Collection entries
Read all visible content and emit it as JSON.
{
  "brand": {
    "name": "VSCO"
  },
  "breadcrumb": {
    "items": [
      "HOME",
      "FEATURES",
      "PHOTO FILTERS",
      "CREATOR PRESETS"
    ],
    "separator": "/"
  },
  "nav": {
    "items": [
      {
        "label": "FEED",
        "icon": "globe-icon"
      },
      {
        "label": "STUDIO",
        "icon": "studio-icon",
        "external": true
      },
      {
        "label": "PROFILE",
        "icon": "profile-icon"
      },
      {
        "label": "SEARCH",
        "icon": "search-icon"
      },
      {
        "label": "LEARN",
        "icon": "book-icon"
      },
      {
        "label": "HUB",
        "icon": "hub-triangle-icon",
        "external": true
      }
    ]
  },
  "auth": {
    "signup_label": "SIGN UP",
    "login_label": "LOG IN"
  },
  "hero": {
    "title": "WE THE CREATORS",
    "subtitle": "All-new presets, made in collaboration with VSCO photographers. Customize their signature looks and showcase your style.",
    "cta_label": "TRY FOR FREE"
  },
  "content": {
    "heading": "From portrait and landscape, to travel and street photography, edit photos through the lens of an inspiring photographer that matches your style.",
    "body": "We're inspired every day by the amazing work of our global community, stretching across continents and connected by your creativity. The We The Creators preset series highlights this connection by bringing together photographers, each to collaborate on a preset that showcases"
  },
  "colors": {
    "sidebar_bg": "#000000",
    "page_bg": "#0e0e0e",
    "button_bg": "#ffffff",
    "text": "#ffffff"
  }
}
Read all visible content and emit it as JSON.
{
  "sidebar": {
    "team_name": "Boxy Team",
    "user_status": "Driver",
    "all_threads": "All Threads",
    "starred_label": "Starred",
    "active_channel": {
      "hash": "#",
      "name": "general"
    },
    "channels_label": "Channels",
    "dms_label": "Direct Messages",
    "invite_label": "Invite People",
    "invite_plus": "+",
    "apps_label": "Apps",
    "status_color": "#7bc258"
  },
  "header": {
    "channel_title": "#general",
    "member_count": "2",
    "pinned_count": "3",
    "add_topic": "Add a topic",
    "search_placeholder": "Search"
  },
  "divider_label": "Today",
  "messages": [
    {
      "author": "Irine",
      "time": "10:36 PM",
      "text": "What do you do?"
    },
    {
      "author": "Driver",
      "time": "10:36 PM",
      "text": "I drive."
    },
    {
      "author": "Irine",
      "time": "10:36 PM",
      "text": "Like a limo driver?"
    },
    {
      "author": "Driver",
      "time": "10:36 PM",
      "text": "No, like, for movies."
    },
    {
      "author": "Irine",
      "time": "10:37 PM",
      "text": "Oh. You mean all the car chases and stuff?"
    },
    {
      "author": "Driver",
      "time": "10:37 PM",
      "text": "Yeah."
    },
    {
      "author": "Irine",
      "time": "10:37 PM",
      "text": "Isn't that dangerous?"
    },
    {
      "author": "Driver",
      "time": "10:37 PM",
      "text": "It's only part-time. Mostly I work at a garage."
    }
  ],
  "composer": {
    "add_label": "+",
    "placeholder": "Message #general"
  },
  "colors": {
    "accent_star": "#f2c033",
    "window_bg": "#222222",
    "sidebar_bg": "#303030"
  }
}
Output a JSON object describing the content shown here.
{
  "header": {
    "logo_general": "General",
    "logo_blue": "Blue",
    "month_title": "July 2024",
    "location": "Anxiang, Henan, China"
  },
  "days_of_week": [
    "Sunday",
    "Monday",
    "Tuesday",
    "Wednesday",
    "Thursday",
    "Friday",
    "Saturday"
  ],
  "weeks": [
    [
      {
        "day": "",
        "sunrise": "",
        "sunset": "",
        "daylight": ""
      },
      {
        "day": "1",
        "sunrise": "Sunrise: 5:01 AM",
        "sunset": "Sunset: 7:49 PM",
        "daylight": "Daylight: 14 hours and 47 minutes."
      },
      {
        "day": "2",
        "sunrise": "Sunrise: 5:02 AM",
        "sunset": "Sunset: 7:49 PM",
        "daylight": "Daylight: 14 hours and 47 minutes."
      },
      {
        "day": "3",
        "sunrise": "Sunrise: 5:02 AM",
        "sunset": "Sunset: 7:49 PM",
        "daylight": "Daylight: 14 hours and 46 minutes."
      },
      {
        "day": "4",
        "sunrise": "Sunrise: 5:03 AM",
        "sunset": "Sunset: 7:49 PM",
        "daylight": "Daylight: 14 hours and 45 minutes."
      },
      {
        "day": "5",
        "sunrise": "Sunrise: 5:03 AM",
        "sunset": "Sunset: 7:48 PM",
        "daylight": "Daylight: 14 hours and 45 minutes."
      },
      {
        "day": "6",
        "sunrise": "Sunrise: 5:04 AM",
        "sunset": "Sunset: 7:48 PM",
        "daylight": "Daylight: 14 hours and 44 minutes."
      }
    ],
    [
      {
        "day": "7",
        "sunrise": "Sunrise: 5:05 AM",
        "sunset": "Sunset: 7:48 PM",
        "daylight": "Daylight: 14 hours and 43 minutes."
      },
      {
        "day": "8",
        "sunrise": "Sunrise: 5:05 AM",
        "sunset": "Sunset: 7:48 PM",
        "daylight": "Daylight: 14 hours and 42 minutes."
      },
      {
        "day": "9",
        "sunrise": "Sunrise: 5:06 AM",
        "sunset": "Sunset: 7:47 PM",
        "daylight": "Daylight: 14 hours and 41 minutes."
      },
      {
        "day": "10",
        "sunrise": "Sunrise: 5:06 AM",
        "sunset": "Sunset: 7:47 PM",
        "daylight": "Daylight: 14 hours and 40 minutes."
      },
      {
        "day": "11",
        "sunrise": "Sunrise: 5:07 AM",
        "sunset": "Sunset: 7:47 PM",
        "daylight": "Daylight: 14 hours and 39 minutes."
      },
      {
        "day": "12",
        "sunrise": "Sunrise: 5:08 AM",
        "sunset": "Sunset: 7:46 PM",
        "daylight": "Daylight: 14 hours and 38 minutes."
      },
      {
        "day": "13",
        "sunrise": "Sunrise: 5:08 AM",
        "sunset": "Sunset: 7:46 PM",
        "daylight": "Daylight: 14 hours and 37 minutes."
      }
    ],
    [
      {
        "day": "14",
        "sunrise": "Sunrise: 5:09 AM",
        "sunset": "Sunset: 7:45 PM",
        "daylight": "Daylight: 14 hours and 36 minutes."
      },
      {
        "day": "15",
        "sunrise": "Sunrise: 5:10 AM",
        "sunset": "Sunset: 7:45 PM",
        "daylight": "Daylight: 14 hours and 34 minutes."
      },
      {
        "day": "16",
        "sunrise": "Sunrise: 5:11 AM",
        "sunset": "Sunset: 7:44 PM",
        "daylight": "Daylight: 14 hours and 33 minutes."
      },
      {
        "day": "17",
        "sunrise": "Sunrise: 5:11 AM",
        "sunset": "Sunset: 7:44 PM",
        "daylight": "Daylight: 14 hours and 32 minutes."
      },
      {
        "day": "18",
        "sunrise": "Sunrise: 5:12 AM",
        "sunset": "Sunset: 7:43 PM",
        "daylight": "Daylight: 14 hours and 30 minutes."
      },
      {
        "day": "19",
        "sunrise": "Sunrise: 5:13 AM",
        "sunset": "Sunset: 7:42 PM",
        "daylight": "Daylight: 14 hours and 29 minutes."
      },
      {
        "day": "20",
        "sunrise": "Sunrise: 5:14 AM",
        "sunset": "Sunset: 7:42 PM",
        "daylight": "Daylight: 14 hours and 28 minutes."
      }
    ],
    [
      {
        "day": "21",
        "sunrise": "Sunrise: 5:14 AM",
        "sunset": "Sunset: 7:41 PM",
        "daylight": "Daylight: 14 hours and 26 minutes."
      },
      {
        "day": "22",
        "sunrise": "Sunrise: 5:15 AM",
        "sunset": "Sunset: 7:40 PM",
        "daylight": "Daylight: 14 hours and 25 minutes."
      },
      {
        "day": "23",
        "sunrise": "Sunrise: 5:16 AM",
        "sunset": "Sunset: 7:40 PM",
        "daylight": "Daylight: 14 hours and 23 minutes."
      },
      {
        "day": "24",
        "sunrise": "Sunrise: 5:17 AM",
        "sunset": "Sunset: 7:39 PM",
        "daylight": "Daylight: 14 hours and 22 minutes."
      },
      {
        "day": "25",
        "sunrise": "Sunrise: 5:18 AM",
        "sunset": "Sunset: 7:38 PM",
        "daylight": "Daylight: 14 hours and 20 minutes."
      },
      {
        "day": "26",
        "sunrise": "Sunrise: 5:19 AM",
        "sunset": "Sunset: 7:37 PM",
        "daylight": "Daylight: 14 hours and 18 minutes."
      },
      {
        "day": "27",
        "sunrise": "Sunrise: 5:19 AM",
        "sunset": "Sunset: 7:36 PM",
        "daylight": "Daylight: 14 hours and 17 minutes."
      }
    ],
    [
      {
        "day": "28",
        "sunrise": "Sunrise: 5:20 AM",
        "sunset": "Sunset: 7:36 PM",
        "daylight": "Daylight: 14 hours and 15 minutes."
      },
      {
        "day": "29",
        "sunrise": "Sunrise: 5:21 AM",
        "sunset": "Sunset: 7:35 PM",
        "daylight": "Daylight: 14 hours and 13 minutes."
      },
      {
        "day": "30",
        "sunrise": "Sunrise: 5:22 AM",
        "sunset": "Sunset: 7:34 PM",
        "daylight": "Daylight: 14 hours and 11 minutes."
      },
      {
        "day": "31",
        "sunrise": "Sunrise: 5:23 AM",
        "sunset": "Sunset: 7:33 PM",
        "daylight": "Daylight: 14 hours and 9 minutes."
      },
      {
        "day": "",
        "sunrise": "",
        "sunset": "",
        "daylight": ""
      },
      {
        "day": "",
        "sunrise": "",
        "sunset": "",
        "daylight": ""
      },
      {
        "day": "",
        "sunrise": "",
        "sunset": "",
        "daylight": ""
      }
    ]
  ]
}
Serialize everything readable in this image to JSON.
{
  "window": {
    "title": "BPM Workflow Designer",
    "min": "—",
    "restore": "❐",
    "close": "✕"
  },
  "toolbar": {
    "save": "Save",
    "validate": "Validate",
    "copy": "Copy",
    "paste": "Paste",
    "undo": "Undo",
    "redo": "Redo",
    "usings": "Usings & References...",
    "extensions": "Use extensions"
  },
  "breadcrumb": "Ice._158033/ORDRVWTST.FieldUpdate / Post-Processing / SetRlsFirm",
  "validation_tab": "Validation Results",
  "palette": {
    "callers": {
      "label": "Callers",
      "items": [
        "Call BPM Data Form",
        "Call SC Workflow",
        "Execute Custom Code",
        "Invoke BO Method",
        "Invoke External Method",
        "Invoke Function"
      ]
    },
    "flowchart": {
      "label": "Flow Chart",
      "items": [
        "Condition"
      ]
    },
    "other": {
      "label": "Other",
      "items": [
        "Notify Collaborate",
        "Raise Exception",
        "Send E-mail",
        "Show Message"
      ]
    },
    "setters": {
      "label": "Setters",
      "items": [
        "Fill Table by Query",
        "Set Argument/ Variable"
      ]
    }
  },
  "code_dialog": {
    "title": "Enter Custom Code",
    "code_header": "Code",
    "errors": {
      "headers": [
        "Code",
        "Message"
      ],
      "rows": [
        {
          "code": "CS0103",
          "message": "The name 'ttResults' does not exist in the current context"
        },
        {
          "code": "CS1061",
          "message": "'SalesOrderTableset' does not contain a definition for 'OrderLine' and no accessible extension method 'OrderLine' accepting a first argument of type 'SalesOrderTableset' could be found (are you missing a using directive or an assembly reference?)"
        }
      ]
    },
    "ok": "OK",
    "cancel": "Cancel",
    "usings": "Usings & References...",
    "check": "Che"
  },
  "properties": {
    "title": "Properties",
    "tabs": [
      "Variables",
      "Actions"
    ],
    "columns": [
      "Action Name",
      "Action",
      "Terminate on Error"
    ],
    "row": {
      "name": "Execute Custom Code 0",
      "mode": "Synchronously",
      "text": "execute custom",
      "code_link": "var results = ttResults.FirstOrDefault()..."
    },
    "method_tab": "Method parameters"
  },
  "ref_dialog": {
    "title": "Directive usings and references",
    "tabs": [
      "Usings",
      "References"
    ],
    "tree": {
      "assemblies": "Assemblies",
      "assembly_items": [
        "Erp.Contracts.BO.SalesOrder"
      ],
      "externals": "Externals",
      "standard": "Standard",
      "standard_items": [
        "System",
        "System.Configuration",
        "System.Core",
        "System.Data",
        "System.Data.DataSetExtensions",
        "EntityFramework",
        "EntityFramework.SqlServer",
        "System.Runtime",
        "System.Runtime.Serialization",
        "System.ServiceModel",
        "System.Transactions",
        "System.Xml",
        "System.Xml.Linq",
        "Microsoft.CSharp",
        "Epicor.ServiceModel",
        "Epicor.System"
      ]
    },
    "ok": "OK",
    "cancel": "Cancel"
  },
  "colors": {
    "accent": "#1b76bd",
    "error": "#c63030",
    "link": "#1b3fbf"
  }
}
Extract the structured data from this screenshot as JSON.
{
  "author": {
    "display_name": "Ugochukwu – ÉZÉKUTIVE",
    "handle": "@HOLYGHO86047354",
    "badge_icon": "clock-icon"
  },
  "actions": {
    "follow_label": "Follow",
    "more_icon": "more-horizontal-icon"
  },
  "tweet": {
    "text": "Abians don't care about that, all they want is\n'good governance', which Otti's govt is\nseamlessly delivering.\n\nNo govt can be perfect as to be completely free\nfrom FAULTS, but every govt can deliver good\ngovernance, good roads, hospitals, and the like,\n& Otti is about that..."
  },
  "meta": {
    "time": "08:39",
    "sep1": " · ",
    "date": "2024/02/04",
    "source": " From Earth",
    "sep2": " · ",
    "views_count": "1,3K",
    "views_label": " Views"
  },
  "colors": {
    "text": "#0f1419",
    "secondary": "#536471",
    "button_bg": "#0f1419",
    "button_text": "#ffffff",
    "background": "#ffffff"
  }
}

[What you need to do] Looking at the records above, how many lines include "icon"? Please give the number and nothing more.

[Solution for this exercise] 8